WORK TASK.
Lines before the one holding "What data populates" are not wanted. Please copy that line and everything after it to the end of the records, exactly, skipping pictures.

[RECORD EXCERPTS — start]

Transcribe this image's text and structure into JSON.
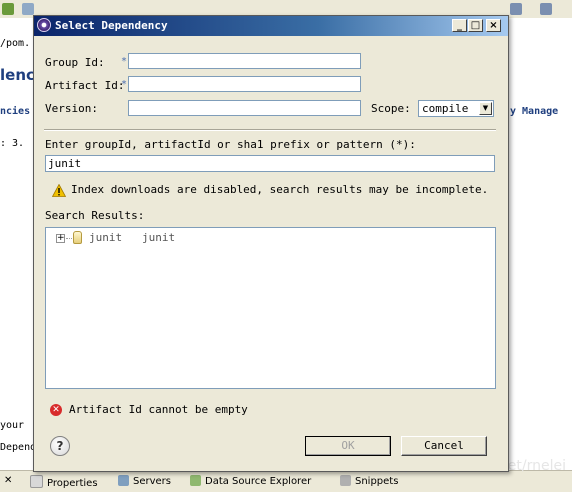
{
  "background": {
    "editor_fragments": [
      "/pom.",
      "lenc",
      "ncies",
      "y Manage",
      ": 3.",
      "your",
      "Depend"
    ],
    "bottom_tabs": [
      {
        "label": "Properties",
        "icon": "properties-icon"
      },
      {
        "label": "Servers",
        "icon": "servers-icon"
      },
      {
        "label": "Data Source Explorer",
        "icon": "data-source-icon"
      },
      {
        "label": "Snippets",
        "icon": "snippets-icon"
      }
    ],
    "watermark": "http://blog.csdn.net/rnelei"
  },
  "dialog": {
    "title": "Select Dependency",
    "window_controls": {
      "minimize": "_",
      "maximize": "□",
      "close": "×"
    },
    "group_id": {
      "label": "Group Id:",
      "value": "",
      "required_mark": "*"
    },
    "artifact_id": {
      "label": "Artifact Id:",
      "value": "",
      "required_mark": "*"
    },
    "version": {
      "label": "Version:",
      "value": ""
    },
    "scope": {
      "label": "Scope:",
      "value": "compile"
    },
    "search": {
      "label": "Enter groupId, artifactId or sha1 prefix or pattern (*):",
      "value": "junit"
    },
    "warning": "Index downloads are disabled, search results may be incomplete.",
    "results": {
      "label": "Search Results:",
      "items": [
        {
          "text": "junit   junit",
          "expand": "+"
        }
      ]
    },
    "error": "Artifact Id cannot be empty",
    "help": "?",
    "ok_label": "OK",
    "cancel_label": "Cancel"
  },
  "colors": {
    "title_start": "#0a246a",
    "title_end": "#a6caf0",
    "dialog_bg": "#ece9d8",
    "error": "#d82b2b",
    "warning": "#f0c000"
  }
}
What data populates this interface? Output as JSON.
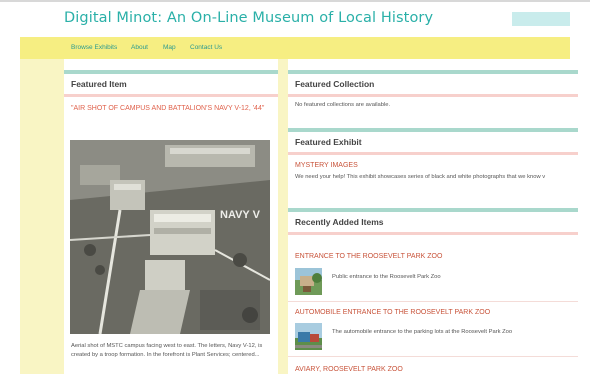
{
  "site": {
    "title": "Digital Minot: An On-Line Museum of Local History"
  },
  "search": {
    "placeholder": ""
  },
  "nav": {
    "items": [
      {
        "label": "Browse Exhibits"
      },
      {
        "label": "About"
      },
      {
        "label": "Map"
      },
      {
        "label": "Contact Us"
      }
    ]
  },
  "featured_item": {
    "heading": "Featured Item",
    "title": "\"AIR SHOT OF CAMPUS AND BATTALION'S NAVY V-12, '44\"",
    "image_text": "NAVY V",
    "description": "Aerial shot of MSTC campus facing west to east. The letters, Navy V-12, is created by a troop formation. In the forefront is Plant Services; centered..."
  },
  "featured_collection": {
    "heading": "Featured Collection",
    "text": "No featured collections are available."
  },
  "featured_exhibit": {
    "heading": "Featured Exhibit",
    "title": "MYSTERY IMAGES",
    "text": "We need your help! This exhibit showcases series of black and white photographs that we know v"
  },
  "recent": {
    "heading": "Recently Added Items",
    "items": [
      {
        "title": "ENTRANCE TO THE ROOSEVELT PARK ZOO",
        "description": "Public entrance to the Roosevelt Park Zoo"
      },
      {
        "title": "AUTOMOBILE ENTRANCE TO THE ROOSEVELT PARK ZOO",
        "description": "The automobile entrance to the parking lots at the Roosevelt Park Zoo"
      },
      {
        "title": "AVIARY, ROOSEVELT PARK ZOO",
        "description": ""
      }
    ]
  },
  "colors": {
    "accent": "#2ab0a8",
    "nav_bg": "#f6ee82",
    "side_band": "#f9f5c4",
    "link": "#c8533a",
    "panel_top": "#a9d8cc",
    "panel_rule": "#f7d0cc"
  }
}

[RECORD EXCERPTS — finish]

SOLVED PROBLEM.
What data populates this interface? Output as JSON.
{
  "site": {
    "title": "Digital Minot: An On-Line Museum of Local History"
  },
  "search": {
    "placeholder": ""
  },
  "nav": {
    "items": [
      {
        "label": "Browse Exhibits"
      },
      {
        "label": "About"
      },
      {
        "label": "Map"
      },
      {
        "label": "Contact Us"
      }
    ]
  },
  "featured_item": {
    "heading": "Featured Item",
    "title": "\"AIR SHOT OF CAMPUS AND BATTALION'S NAVY V-12, '44\"",
    "image_text": "NAVY V",
    "description": "Aerial shot of MSTC campus facing west to east. The letters, Navy V-12, is created by a troop formation. In the forefront is Plant Services; centered..."
  },
  "featured_collection": {
    "heading": "Featured Collection",
    "text": "No featured collections are available."
  },
  "featured_exhibit": {
    "heading": "Featured Exhibit",
    "title": "MYSTERY IMAGES",
    "text": "We need your help! This exhibit showcases series of black and white photographs that we know v"
  },
  "recent": {
    "heading": "Recently Added Items",
    "items": [
      {
        "title": "ENTRANCE TO THE ROOSEVELT PARK ZOO",
        "description": "Public entrance to the Roosevelt Park Zoo"
      },
      {
        "title": "AUTOMOBILE ENTRANCE TO THE ROOSEVELT PARK ZOO",
        "description": "The automobile entrance to the parking lots at the Roosevelt Park Zoo"
      },
      {
        "title": "AVIARY, ROOSEVELT PARK ZOO",
        "description": ""
      }
    ]
  },
  "colors": {
    "accent": "#2ab0a8",
    "nav_bg": "#f6ee82",
    "side_band": "#f9f5c4",
    "link": "#c8533a",
    "panel_top": "#a9d8cc",
    "panel_rule": "#f7d0cc"
  }
}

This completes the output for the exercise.